[Dataset rows for apps and sites]
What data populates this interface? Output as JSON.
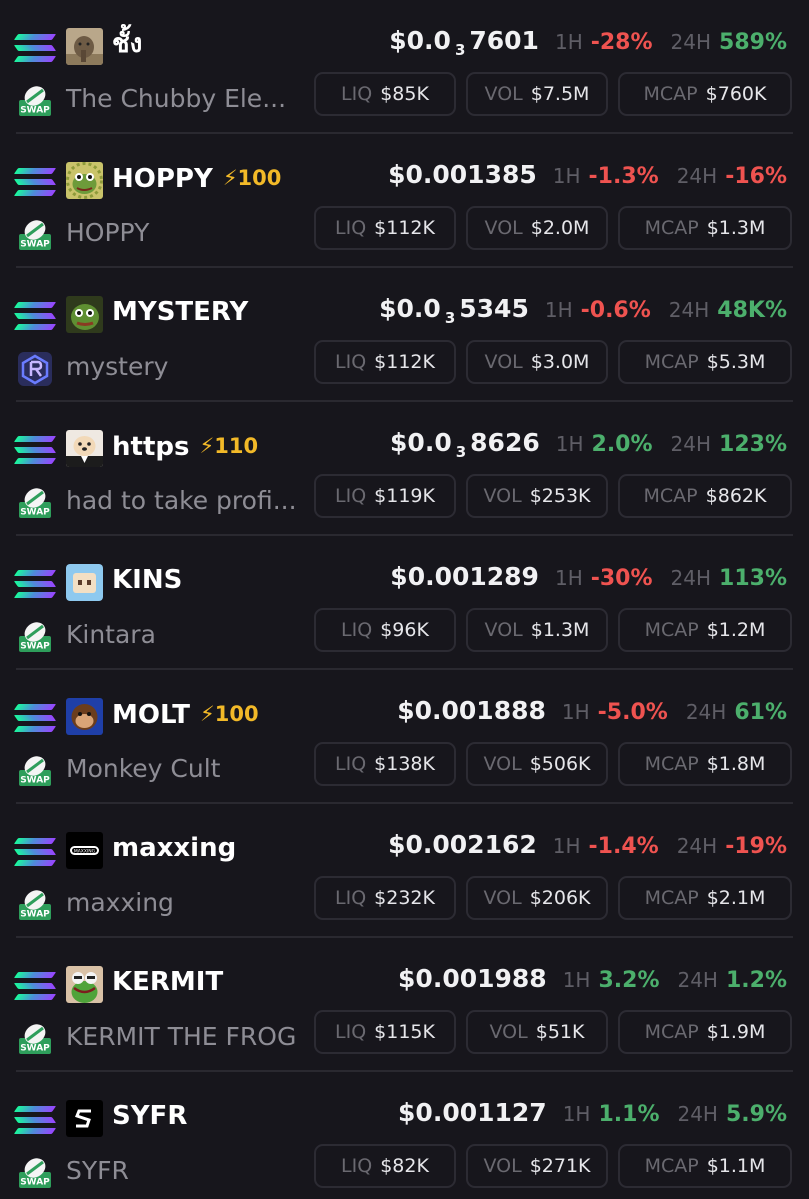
{
  "labels": {
    "h1": "1H",
    "h24": "24H",
    "liq": "LIQ",
    "vol": "VOL",
    "mcap": "MCAP",
    "swap": "SWAP"
  },
  "colors": {
    "positive": "#4caf6c",
    "negative": "#ef5350",
    "boost": "#f2b928",
    "background": "#17161c"
  },
  "tokens": [
    {
      "symbol": "ชั้ง",
      "name": "The Chubby Ele...",
      "boost": "",
      "price_prefix": "$0.0",
      "price_zeros": "3",
      "price_digits": "7601",
      "change_1h": "-28%",
      "change_1h_dir": "neg",
      "change_24h": "589%",
      "change_24h_dir": "pos",
      "liq": "$85K",
      "vol": "$7.5M",
      "mcap": "$760K",
      "avatar_icon": "elephant-avatar-icon",
      "dex_icon": "swap-icon"
    },
    {
      "symbol": "HOPPY",
      "name": "HOPPY",
      "boost": "⚡100",
      "price_prefix": "$0.001385",
      "price_zeros": "",
      "price_digits": "",
      "change_1h": "-1.3%",
      "change_1h_dir": "neg",
      "change_24h": "-16%",
      "change_24h_dir": "neg",
      "liq": "$112K",
      "vol": "$2.0M",
      "mcap": "$1.3M",
      "avatar_icon": "frog-avatar-icon",
      "dex_icon": "swap-icon"
    },
    {
      "symbol": "MYSTERY",
      "name": "mystery",
      "boost": "",
      "price_prefix": "$0.0",
      "price_zeros": "3",
      "price_digits": "5345",
      "change_1h": "-0.6%",
      "change_1h_dir": "neg",
      "change_24h": "48K%",
      "change_24h_dir": "pos",
      "liq": "$112K",
      "vol": "$3.0M",
      "mcap": "$5.3M",
      "avatar_icon": "pepe-avatar-icon",
      "dex_icon": "raydium-icon"
    },
    {
      "symbol": "https",
      "name": "had to take profi...",
      "boost": "⚡110",
      "price_prefix": "$0.0",
      "price_zeros": "3",
      "price_digits": "8626",
      "change_1h": "2.0%",
      "change_1h_dir": "pos",
      "change_24h": "123%",
      "change_24h_dir": "pos",
      "liq": "$119K",
      "vol": "$253K",
      "mcap": "$862K",
      "avatar_icon": "dog-avatar-icon",
      "dex_icon": "swap-icon"
    },
    {
      "symbol": "KINS",
      "name": "Kintara",
      "boost": "",
      "price_prefix": "$0.001289",
      "price_zeros": "",
      "price_digits": "",
      "change_1h": "-30%",
      "change_1h_dir": "neg",
      "change_24h": "113%",
      "change_24h_dir": "pos",
      "liq": "$96K",
      "vol": "$1.3M",
      "mcap": "$1.2M",
      "avatar_icon": "pixel-face-avatar-icon",
      "dex_icon": "swap-icon"
    },
    {
      "symbol": "MOLT",
      "name": "Monkey Cult",
      "boost": "⚡100",
      "price_prefix": "$0.001888",
      "price_zeros": "",
      "price_digits": "",
      "change_1h": "-5.0%",
      "change_1h_dir": "neg",
      "change_24h": "61%",
      "change_24h_dir": "pos",
      "liq": "$138K",
      "vol": "$506K",
      "mcap": "$1.8M",
      "avatar_icon": "monkey-avatar-icon",
      "dex_icon": "swap-icon"
    },
    {
      "symbol": "maxxing",
      "name": "maxxing",
      "boost": "",
      "price_prefix": "$0.002162",
      "price_zeros": "",
      "price_digits": "",
      "change_1h": "-1.4%",
      "change_1h_dir": "neg",
      "change_24h": "-19%",
      "change_24h_dir": "neg",
      "liq": "$232K",
      "vol": "$206K",
      "mcap": "$2.1M",
      "avatar_icon": "maxxing-logo-avatar-icon",
      "dex_icon": "swap-icon"
    },
    {
      "symbol": "KERMIT",
      "name": "KERMIT THE FROG",
      "boost": "",
      "price_prefix": "$0.001988",
      "price_zeros": "",
      "price_digits": "",
      "change_1h": "3.2%",
      "change_1h_dir": "pos",
      "change_24h": "1.2%",
      "change_24h_dir": "pos",
      "liq": "$115K",
      "vol": "$51K",
      "mcap": "$1.9M",
      "avatar_icon": "kermit-avatar-icon",
      "dex_icon": "swap-icon"
    },
    {
      "symbol": "SYFR",
      "name": "SYFR",
      "boost": "",
      "price_prefix": "$0.001127",
      "price_zeros": "",
      "price_digits": "",
      "change_1h": "1.1%",
      "change_1h_dir": "pos",
      "change_24h": "5.9%",
      "change_24h_dir": "pos",
      "liq": "$82K",
      "vol": "$271K",
      "mcap": "$1.1M",
      "avatar_icon": "syfr-logo-avatar-icon",
      "dex_icon": "swap-icon"
    }
  ]
}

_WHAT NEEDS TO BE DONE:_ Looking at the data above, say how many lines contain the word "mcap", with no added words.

_WRITTEN RESPONSE:_ 10